Background: Approximately 10–20 % of adults with intellectual disabilities engage in challenging behaviours such as aggression, destructiveness, and self-injury, which are often accompanied by feelings of anger. The inability to
manage anger can reduce quality of life. For example, aggression is a strong predictor of out-of-area placements and is a risk variable for abuse. Recent research suggests that mindfulness-based therapies (specifically, Singh’s Soles
of the Feet meditation) can help people with intellectual disabilities manage angry emotions, with resultant reductions in challenging behaviour. However, previous research has been single-case design studies, and no group
studies have been published with people with intellectual disabilities and aggressive behaviour.
Methods/design: For this feasibility study, a UK protocol will be developed for use by health professionals within National Health Service (NHS) Intellectual Disability (ID) teams, based upon Singh’s Soles of the Feet manual.
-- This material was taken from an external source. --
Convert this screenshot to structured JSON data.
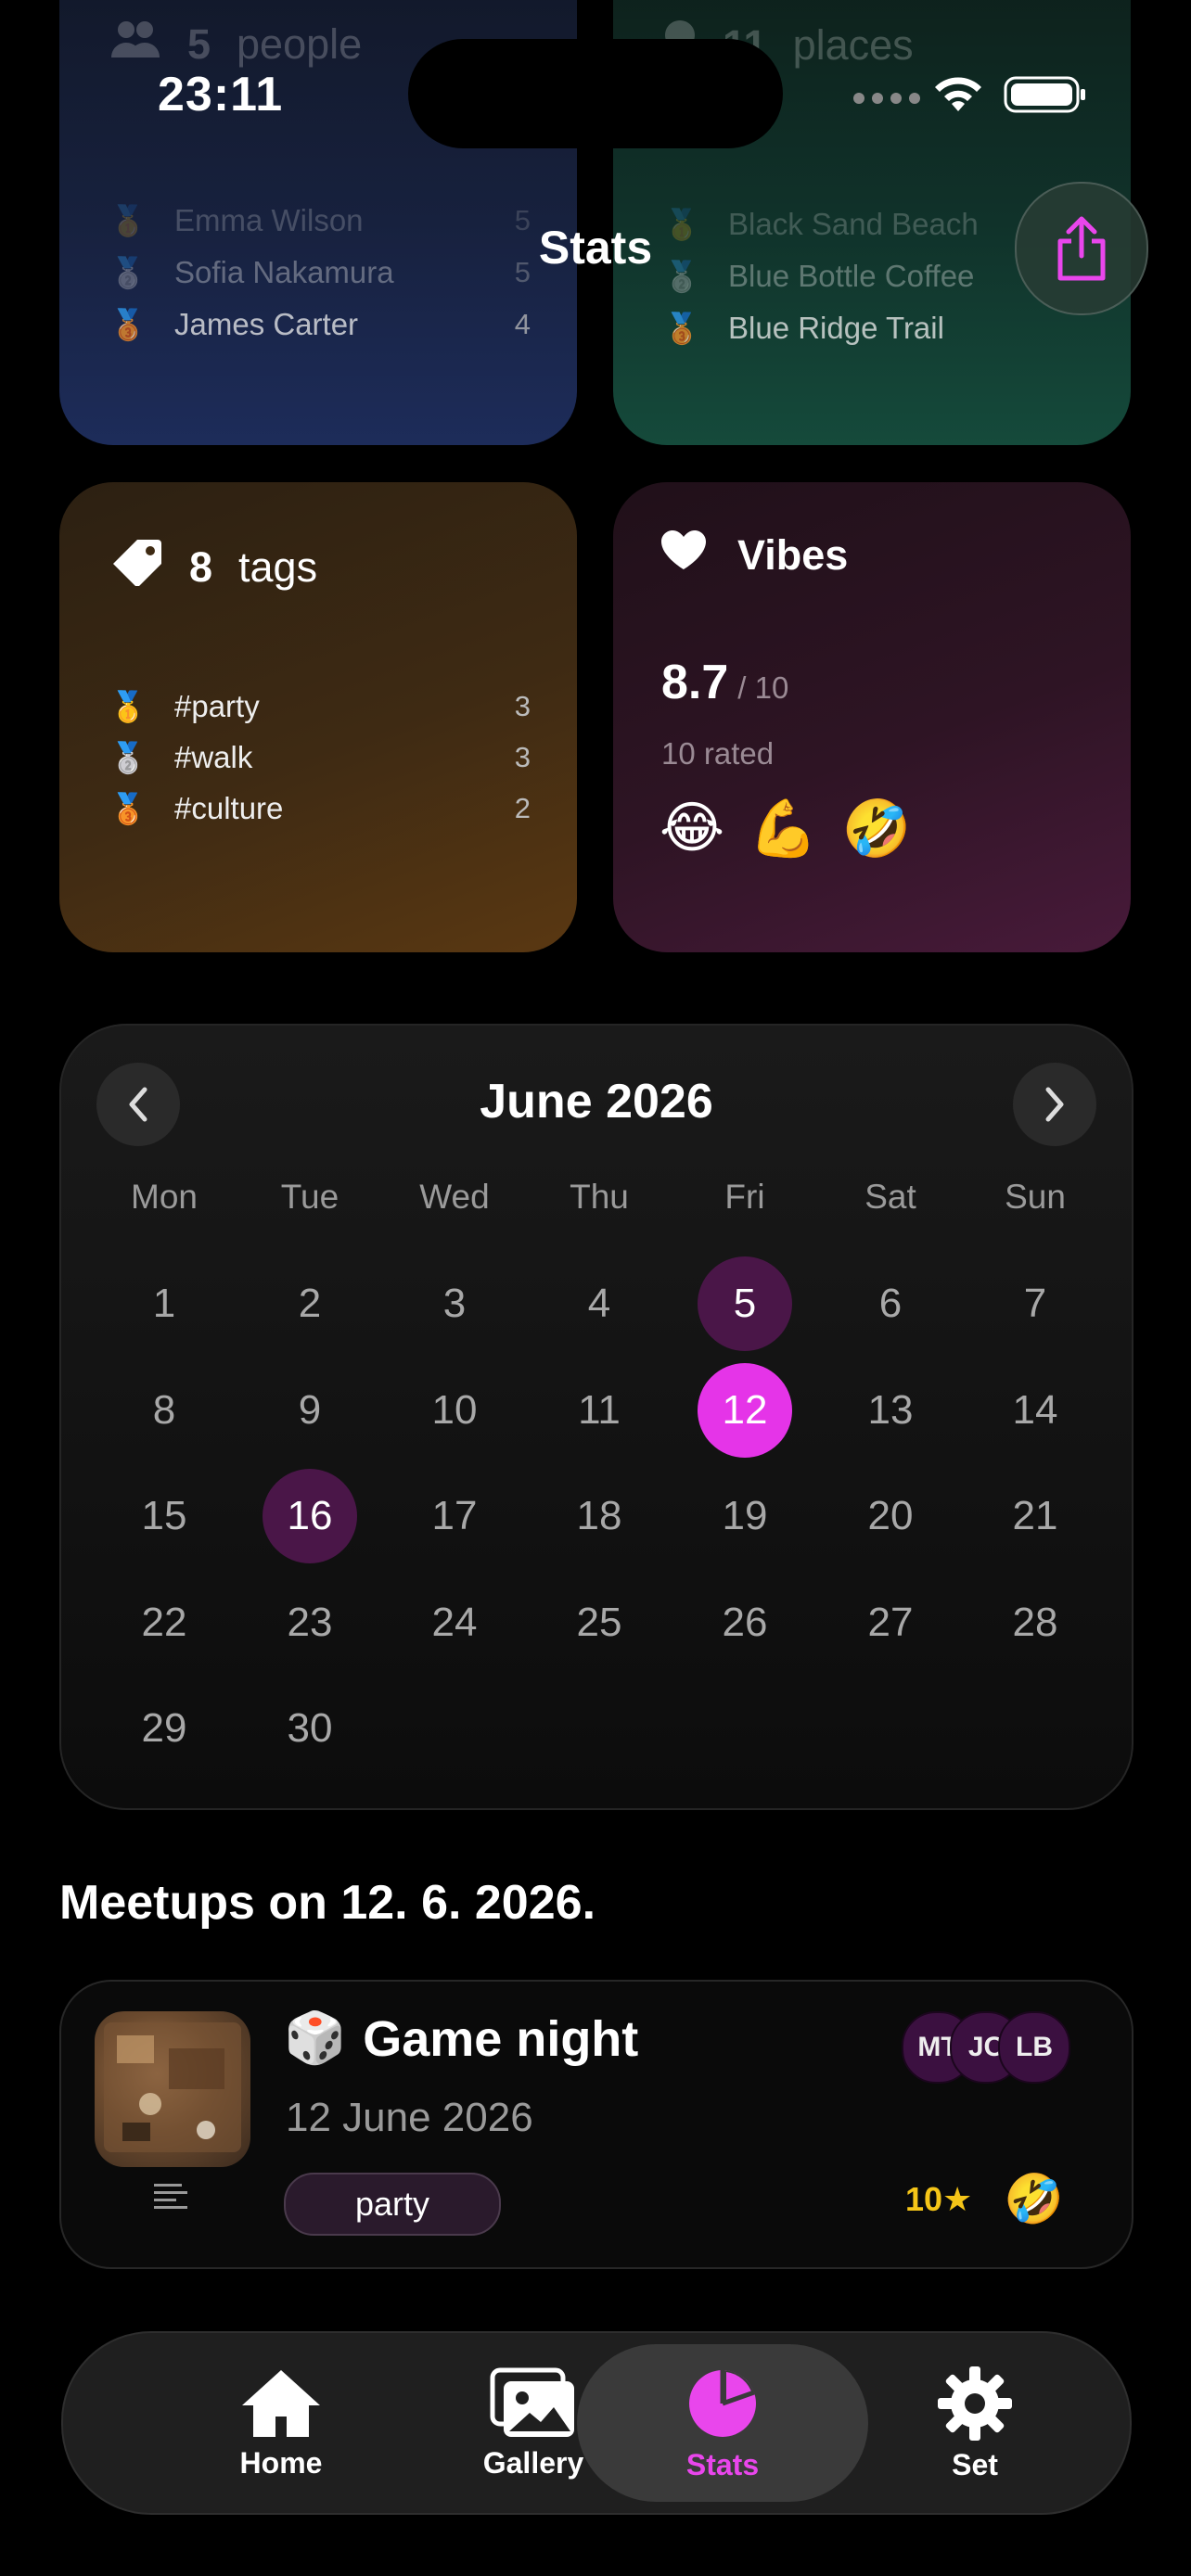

Twenty
adults with intellectual disabilities and identified problems with anger control will be recruited and six sessions will be delivered by a trained ID clinician. The study will monitor participant’s aggressive behaviour, health-related
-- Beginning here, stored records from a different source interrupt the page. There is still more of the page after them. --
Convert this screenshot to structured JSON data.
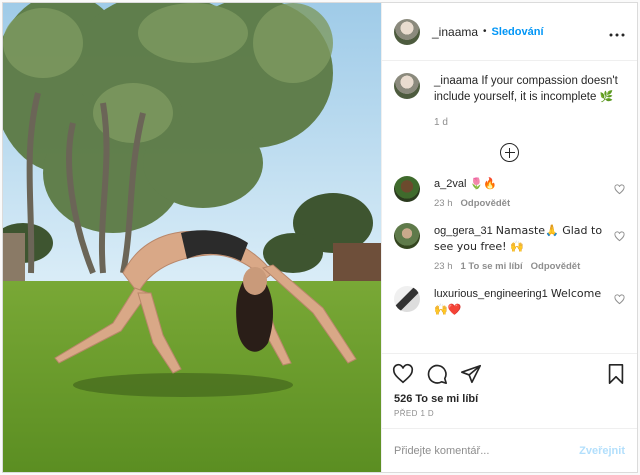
{
  "post": {
    "username": "_inaama",
    "follow_label": "Sledování",
    "dot": "•",
    "more_label": "...",
    "caption": {
      "username": "_inaama",
      "text": "If your compassion doesn't include yourself, it is incomplete",
      "emoji": "🌿",
      "time": "1 d"
    },
    "comments": [
      {
        "username": "a_2val",
        "text": "🌷🔥",
        "time": "23 h",
        "likes": "",
        "reply": "Odpovědět"
      },
      {
        "username": "og_gera_31",
        "text": "Namaste🙏 Glad to see you free! 🙌",
        "time": "23 h",
        "likes": "1 To se mi líbí",
        "reply": "Odpovědět"
      },
      {
        "username": "luxurious_engineering1",
        "text": "Welcome 🙌❤️",
        "time": "",
        "likes": "",
        "reply": ""
      }
    ],
    "likes_text": "526 To se mi líbí",
    "posted_ago": "PŘED 1 D",
    "comment_placeholder": "Přidejte komentář...",
    "publish_label": "Zveřejnit"
  },
  "icons": {
    "like": "heart-icon",
    "comment": "comment-icon",
    "share": "paper-plane-icon",
    "save": "bookmark-icon",
    "load_more": "plus-circle-icon"
  },
  "colors": {
    "link_blue": "#0095f6",
    "publish_disabled": "#b2dffc",
    "muted": "#8e8e8e"
  }
}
quality of life, anxiety, depression, and use of support services (medication, hospital appointments etc.). These will be measured at three time points: (1) Baseline (within 2 weeks prior to the first session of the intervention), (2)
2 months post-baseline, and (3) 6 months post-baseline. Qualitative interviews will be conducted with participants, their carers, and the therapists who delivered the intervention. In order to help design an economic evaluation alongside a future full trial, we will cost the intervention and test the acceptability and validity of health economics measures to record resource use and health-related quality of life outcomes.
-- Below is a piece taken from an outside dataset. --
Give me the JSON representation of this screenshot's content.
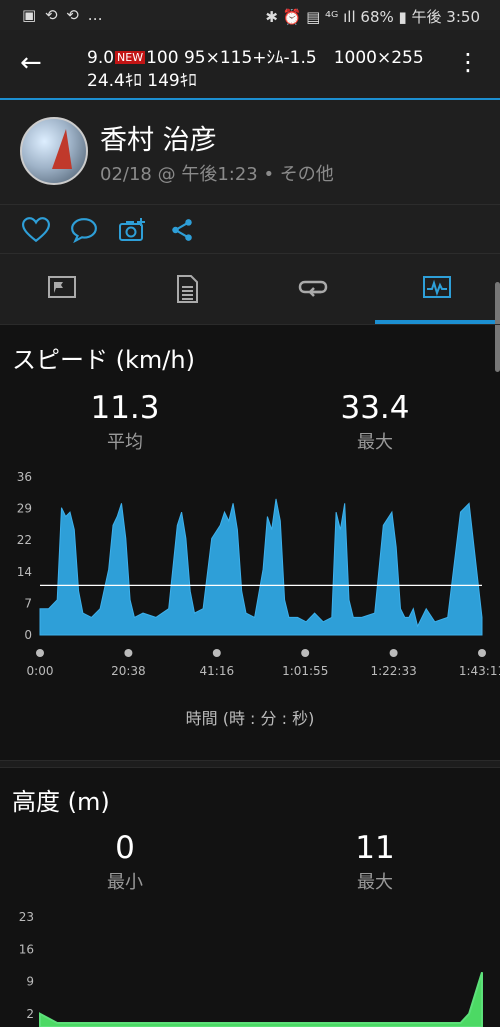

Discussion: The data from this study will inform the feasibility of the project protocol and intervention, which will help develop future research and to determine whether a larger, randomised controlled trial with concurrent
economic evaluation is feasible.